> _MATERIAL TO PROCESS_

.....

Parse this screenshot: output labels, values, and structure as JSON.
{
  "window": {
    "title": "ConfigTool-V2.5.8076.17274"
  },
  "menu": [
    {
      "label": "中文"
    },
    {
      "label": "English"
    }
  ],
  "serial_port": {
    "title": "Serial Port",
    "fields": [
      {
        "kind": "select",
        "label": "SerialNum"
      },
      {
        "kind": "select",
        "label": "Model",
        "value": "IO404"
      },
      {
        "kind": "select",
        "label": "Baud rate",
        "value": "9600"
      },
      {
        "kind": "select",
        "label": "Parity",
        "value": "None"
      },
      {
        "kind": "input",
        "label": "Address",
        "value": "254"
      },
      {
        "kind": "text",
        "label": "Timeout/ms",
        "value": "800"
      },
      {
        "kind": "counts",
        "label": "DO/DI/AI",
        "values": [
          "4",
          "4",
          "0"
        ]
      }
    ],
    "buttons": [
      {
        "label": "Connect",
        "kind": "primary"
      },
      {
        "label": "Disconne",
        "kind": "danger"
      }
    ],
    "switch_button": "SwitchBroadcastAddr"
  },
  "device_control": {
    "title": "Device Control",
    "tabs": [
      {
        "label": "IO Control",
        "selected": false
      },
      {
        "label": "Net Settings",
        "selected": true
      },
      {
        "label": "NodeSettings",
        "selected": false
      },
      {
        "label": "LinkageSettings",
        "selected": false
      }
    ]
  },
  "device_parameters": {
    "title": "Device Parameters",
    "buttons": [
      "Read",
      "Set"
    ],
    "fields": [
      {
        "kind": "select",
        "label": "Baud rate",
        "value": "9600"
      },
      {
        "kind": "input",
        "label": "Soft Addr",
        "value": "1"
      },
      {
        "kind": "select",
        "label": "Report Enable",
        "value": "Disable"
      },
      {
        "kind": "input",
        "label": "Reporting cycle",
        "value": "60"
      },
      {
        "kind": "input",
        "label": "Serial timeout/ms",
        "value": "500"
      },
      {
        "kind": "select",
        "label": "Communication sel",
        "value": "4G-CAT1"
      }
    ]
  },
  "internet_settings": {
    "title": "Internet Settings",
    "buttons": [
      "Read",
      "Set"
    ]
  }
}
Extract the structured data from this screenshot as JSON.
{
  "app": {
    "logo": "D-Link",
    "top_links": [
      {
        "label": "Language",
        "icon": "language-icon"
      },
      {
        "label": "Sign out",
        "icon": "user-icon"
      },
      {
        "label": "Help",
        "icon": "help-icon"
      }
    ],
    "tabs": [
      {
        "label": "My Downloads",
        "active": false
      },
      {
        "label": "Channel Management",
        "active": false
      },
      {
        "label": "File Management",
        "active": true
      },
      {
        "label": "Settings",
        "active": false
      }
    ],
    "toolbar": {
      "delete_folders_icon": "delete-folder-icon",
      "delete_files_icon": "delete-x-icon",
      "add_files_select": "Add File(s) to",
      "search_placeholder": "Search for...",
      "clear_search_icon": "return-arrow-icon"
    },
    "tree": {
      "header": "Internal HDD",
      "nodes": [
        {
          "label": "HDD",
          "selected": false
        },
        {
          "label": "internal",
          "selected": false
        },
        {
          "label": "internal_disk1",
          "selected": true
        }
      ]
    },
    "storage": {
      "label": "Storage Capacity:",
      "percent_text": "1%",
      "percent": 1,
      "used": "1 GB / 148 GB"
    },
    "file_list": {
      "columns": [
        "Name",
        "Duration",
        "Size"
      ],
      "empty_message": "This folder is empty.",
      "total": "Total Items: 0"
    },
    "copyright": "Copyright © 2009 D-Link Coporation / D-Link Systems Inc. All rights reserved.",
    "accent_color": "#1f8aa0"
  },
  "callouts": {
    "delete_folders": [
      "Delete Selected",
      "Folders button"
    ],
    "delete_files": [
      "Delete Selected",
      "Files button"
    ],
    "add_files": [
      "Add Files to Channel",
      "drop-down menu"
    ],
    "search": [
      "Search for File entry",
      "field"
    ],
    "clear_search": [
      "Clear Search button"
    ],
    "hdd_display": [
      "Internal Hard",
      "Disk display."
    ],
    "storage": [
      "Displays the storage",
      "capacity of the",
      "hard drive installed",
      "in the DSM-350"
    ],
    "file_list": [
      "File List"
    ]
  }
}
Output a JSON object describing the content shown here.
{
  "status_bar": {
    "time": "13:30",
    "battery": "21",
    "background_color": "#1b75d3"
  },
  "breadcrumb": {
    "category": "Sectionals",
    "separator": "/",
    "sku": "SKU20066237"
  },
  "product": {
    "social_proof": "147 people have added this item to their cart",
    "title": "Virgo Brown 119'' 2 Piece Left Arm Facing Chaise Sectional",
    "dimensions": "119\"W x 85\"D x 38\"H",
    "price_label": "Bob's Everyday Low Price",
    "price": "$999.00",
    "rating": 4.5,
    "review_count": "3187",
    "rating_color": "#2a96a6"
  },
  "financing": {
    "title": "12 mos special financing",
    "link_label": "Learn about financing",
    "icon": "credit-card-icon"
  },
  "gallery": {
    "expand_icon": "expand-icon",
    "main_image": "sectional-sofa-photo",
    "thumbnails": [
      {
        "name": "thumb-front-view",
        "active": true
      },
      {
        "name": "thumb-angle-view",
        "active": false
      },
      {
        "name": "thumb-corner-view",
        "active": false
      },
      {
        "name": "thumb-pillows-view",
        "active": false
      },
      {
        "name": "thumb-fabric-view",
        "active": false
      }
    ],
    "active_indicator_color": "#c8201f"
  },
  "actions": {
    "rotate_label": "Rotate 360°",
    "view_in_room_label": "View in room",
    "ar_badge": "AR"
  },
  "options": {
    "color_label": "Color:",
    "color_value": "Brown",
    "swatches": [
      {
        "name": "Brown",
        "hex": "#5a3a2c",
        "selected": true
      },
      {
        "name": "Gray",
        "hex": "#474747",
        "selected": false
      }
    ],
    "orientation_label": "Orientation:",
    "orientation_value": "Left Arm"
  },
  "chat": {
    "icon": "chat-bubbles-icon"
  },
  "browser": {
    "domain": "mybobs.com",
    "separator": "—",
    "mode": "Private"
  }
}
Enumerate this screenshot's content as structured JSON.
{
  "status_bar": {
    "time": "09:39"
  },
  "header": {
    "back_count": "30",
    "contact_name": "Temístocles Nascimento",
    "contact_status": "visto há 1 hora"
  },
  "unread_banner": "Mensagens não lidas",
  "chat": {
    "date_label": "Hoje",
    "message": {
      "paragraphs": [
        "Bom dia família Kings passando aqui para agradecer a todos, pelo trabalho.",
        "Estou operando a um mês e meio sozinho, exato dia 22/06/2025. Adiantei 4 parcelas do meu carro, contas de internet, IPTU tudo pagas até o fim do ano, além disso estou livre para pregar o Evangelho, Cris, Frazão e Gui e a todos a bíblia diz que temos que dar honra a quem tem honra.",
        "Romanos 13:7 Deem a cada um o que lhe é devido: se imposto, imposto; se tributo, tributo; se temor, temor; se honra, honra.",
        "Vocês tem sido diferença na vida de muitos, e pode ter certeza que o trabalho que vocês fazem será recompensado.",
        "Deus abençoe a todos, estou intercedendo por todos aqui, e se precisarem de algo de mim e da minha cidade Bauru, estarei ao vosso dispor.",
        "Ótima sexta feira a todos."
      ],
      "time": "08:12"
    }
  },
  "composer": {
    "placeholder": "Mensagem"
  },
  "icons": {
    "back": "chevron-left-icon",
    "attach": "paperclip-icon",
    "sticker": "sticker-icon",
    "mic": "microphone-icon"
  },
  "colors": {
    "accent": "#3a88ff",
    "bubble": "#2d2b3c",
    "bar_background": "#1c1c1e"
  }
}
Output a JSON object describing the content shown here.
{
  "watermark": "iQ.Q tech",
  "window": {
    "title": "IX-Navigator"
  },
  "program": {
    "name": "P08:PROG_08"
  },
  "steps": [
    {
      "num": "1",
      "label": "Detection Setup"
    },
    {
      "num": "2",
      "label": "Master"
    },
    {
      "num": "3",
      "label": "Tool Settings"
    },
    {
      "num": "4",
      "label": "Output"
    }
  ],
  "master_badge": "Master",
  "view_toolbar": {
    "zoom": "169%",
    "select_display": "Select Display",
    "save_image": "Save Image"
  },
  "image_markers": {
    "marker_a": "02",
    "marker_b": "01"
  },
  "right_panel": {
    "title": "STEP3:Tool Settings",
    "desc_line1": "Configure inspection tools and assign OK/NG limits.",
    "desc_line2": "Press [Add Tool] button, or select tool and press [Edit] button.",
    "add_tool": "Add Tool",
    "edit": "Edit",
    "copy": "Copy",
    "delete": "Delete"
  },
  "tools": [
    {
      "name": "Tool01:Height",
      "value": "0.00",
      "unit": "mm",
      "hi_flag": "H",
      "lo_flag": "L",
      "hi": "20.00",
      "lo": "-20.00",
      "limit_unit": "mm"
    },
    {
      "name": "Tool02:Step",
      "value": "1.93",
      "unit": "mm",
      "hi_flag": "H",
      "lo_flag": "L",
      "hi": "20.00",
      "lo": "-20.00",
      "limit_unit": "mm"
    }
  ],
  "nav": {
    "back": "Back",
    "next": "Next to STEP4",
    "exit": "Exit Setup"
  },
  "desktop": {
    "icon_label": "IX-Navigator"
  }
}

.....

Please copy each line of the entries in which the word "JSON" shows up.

> _EXPECTED ANSWER_
Parse this screenshot: output labels, values, and structure as JSON.
Extract the structured data from this screenshot as JSON.
Output a JSON object describing the content shown here.
Enumerate this screenshot's content as structured JSON.
Output a JSON object describing the content shown here.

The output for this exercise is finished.